_Task objective_. All of the records must be given again exactly.

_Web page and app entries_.
--
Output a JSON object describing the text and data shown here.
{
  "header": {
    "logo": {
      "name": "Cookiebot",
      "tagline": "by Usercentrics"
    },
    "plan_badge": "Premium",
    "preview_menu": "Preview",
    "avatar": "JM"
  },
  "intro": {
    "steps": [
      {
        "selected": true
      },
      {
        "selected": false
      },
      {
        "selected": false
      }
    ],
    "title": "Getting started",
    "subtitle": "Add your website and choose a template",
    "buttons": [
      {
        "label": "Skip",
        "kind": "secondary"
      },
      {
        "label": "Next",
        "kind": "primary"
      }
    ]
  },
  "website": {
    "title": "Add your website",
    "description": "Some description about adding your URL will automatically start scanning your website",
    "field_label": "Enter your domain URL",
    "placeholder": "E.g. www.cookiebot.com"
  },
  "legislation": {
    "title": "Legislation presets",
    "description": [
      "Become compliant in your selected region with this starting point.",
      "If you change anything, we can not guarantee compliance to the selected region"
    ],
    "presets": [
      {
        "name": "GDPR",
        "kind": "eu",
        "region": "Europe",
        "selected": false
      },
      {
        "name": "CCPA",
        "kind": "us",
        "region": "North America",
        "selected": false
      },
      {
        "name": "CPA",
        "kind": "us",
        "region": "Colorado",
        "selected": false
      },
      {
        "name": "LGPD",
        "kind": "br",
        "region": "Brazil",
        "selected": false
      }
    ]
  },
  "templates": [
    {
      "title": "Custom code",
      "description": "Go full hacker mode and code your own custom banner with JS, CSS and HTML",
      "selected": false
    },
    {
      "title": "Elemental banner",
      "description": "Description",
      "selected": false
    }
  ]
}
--
_Solution_.
Output a JSON object describing the text and data shown here.
{
  "header": {
    "logo": {
      "name": "Cookiebot",
      "tagline": "by Usercentrics"
    },
    "plan_badge": "Premium",
    "preview_menu": "Preview",
    "avatar": "JM"
  },
  "intro": {
    "steps": [
      {
        "selected": true
      },
      {
        "selected": false
      },
      {
        "selected": false
      }
    ],
    "title": "Getting started",
    "subtitle": "Add your website and choose a template",
    "buttons": [
      {
        "label": "Skip",
        "kind": "secondary"
      },
      {
        "label": "Next",
        "kind": "primary"
      }
    ]
  },
  "website": {
    "title": "Add your website",
    "description": "Some description about adding your URL will automatically start scanning your website",
    "field_label": "Enter your domain URL",
    "placeholder": "E.g. www.cookiebot.com"
  },
  "legislation": {
    "title": "Legislation presets",
    "description": [
      "Become compliant in your selected region with this starting point.",
      "If you change anything, we can not guarantee compliance to the selected region"
    ],
    "presets": [
      {
        "name": "GDPR",
        "kind": "eu",
        "region": "Europe",
        "selected": false
      },
      {
        "name": "CCPA",
        "kind": "us",
        "region": "North America",
        "selected": false
      },
      {
        "name": "CPA",
        "kind": "us",
        "region": "Colorado",
        "selected": false
      },
      {
        "name": "LGPD",
        "kind": "br",
        "region": "Brazil",
        "selected": false
      }
    ]
  },
  "templates": [
    {
      "title": "Custom code",
      "description": "Go full hacker mode and code your own custom banner with JS, CSS and HTML",
      "selected": false
    },
    {
      "title": "Elemental banner",
      "description": "Description",
      "selected": false
    }
  ]
}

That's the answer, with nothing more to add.